Is it Possible to Achieve Zero Defects?
Is it possible to achieve zero defects?
According to Independent Eclipse Consultant Madhu Samuel, it depends on who you ask that question to.
In Samuel’s experience, a manager is likely to reply: “Defects are induced because of the carelessness of the engineers.”
Whereas the engineer is likely to reply: “Its not possible to achieve zero defects, even though we can strive to reduce the defect count. We have even created tools to track down the bug count ….”
And the customer is likely to point to the price tag and demand zero defects: “You are so expensive. If your product is not defect free, then why should I invest such a huge amount for your service?”
All three parties make valid points. An engineer building a complex software system cannot imagine and test every possible scenario for that software system. Logically, it is asking the impossible. And we, as customers, know how frustrating it is to pay for something that doesn’t work the way we want it to. As paying customers, we expect perfection, even if common sense dictates that software is never going to be bug-free. Likewise, the manager who regularly comes into contact with irate customers, is going to put pressure on the engineer to achieve the impossible ideal.
But, how do you get a bug free system? Samuel proposes a mathematical formula. The software system has ‘n’ number of states. This ‘n’ number of states, should be tested against ‘n’ number of test cases, to ensure that the software system has zero defects.
The problem is that even a simple program with a primitive variable, has far too many different states to test. In practice, it is virtually impossible to test ‘n’ number of states against ‘n’ number of test cases. “You (would) need unacceptable duration of time and patience to do a complete exhaustive testing. By the time you finish your testing, years would’ve passed.” So, the engineer compromises and tests a handful of generic conditions, even though there is always the chance that a bug is hidden between these generic conditions.

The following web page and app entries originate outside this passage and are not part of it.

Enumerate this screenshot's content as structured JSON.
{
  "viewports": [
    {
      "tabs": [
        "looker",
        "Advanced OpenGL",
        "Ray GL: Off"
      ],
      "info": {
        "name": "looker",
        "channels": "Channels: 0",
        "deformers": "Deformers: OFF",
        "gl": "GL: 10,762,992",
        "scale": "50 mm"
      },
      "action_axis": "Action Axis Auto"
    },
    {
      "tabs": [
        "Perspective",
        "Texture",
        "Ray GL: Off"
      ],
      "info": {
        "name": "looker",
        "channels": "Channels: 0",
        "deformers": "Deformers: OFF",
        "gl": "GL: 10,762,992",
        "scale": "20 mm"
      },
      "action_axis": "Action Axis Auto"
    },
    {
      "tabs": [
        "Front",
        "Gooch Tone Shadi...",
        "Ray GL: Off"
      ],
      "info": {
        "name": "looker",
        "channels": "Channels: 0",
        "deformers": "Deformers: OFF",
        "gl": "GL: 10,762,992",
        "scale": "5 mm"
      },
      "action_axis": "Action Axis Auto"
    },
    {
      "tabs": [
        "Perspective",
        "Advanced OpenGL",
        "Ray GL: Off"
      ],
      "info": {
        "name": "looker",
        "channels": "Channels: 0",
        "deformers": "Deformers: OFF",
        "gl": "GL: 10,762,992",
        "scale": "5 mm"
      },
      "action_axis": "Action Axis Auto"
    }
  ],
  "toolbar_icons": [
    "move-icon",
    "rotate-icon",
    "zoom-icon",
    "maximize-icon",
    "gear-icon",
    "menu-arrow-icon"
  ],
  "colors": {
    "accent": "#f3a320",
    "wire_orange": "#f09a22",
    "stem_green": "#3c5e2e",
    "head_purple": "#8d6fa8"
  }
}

Samuel concludes that the pressures of keeping a product’s time-to-market cycle low means that software will continue to ship with hidden bugs. He has a point. Time-to-market is a big buzz word – stick ‘reduce’ in front of it on a Google search, and you’ll be tripping over products and companies all promising to reduce the time it takes to build and ship software. Logically, if you’re shipping software as quickly as possible, then bugs are always going to slip through.
But, if zero defects are the impossible ideal, then how can you at least reduce the number of defects? In Samuel’s opinion, it is all down to resources. Recruit team members who are passionate about their work, and service them with the best software infrastructure, and the best working infrastructure to help them relax, such as flexible working hours, a quiet working environment, and the option of working from home. Creating a culture of trust and knowledge sharing will also be beneficial; a big part of this is not blaming an engineer for a bug and the absence of creativity-stifling micro management.
Zero defects isn’t a realistic goal, but Samuel’s proposition of supporting the engineer in their efforts to deliver software with as few bugs as possible, is a valid one. Shifting the focus away from unrealistic bug-free software, and channelling that energy into making almost-bug-free software, can only benefit the three parties involved: the customer, the manager and, ultimately, the software engineer themselves.